[GIVEN DATA — start]

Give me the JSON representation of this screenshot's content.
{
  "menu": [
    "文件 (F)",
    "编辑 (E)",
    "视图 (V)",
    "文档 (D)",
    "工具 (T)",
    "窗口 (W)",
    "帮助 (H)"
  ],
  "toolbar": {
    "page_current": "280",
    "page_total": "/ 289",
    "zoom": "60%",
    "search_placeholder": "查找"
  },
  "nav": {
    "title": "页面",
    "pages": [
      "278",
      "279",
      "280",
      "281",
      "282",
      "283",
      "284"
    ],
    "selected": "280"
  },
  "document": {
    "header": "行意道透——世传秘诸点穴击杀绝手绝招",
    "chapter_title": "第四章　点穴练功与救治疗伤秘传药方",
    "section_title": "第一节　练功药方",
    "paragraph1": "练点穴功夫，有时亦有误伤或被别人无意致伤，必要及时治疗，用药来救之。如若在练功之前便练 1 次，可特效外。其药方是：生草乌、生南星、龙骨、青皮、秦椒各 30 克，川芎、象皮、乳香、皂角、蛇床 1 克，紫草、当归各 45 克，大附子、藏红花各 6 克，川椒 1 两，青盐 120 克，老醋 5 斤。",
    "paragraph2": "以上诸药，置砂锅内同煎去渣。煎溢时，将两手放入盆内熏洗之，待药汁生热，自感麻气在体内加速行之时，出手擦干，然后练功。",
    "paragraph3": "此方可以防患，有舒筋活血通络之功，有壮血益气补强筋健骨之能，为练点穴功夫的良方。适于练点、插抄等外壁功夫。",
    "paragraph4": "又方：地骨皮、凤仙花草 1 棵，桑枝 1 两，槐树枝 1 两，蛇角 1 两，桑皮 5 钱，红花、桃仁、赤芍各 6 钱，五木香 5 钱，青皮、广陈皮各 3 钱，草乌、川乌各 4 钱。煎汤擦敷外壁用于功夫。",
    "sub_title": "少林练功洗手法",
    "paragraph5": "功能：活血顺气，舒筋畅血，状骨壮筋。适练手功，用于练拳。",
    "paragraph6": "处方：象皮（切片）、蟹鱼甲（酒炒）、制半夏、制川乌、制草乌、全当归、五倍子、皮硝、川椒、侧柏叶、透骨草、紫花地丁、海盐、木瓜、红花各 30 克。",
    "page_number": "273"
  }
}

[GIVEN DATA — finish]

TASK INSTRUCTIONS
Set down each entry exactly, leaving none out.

YOUR SOLUTION
Give me the JSON representation of this screenshot's content.
{
  "menu": [
    "文件 (F)",
    "编辑 (E)",
    "视图 (V)",
    "文档 (D)",
    "工具 (T)",
    "窗口 (W)",
    "帮助 (H)"
  ],
  "toolbar": {
    "page_current": "280",
    "page_total": "/ 289",
    "zoom": "60%",
    "search_placeholder": "查找"
  },
  "nav": {
    "title": "页面",
    "pages": [
      "278",
      "279",
      "280",
      "281",
      "282",
      "283",
      "284"
    ],
    "selected": "280"
  },
  "document": {
    "header": "行意道透——世传秘诸点穴击杀绝手绝招",
    "chapter_title": "第四章　点穴练功与救治疗伤秘传药方",
    "section_title": "第一节　练功药方",
    "paragraph1": "练点穴功夫，有时亦有误伤或被别人无意致伤，必要及时治疗，用药来救之。如若在练功之前便练 1 次，可特效外。其药方是：生草乌、生南星、龙骨、青皮、秦椒各 30 克，川芎、象皮、乳香、皂角、蛇床 1 克，紫草、当归各 45 克，大附子、藏红花各 6 克，川椒 1 两，青盐 120 克，老醋 5 斤。",
    "paragraph2": "以上诸药，置砂锅内同煎去渣。煎溢时，将两手放入盆内熏洗之，待药汁生热，自感麻气在体内加速行之时，出手擦干，然后练功。",
    "paragraph3": "此方可以防患，有舒筋活血通络之功，有壮血益气补强筋健骨之能，为练点穴功夫的良方。适于练点、插抄等外壁功夫。",
    "paragraph4": "又方：地骨皮、凤仙花草 1 棵，桑枝 1 两，槐树枝 1 两，蛇角 1 两，桑皮 5 钱，红花、桃仁、赤芍各 6 钱，五木香 5 钱，青皮、广陈皮各 3 钱，草乌、川乌各 4 钱。煎汤擦敷外壁用于功夫。",
    "sub_title": "少林练功洗手法",
    "paragraph5": "功能：活血顺气，舒筋畅血，状骨壮筋。适练手功，用于练拳。",
    "paragraph6": "处方：象皮（切片）、蟹鱼甲（酒炒）、制半夏、制川乌、制草乌、全当归、五倍子、皮硝、川椒、侧柏叶、透骨草、紫花地丁、海盐、木瓜、红花各 30 克。",
    "page_number": "273"
  }
}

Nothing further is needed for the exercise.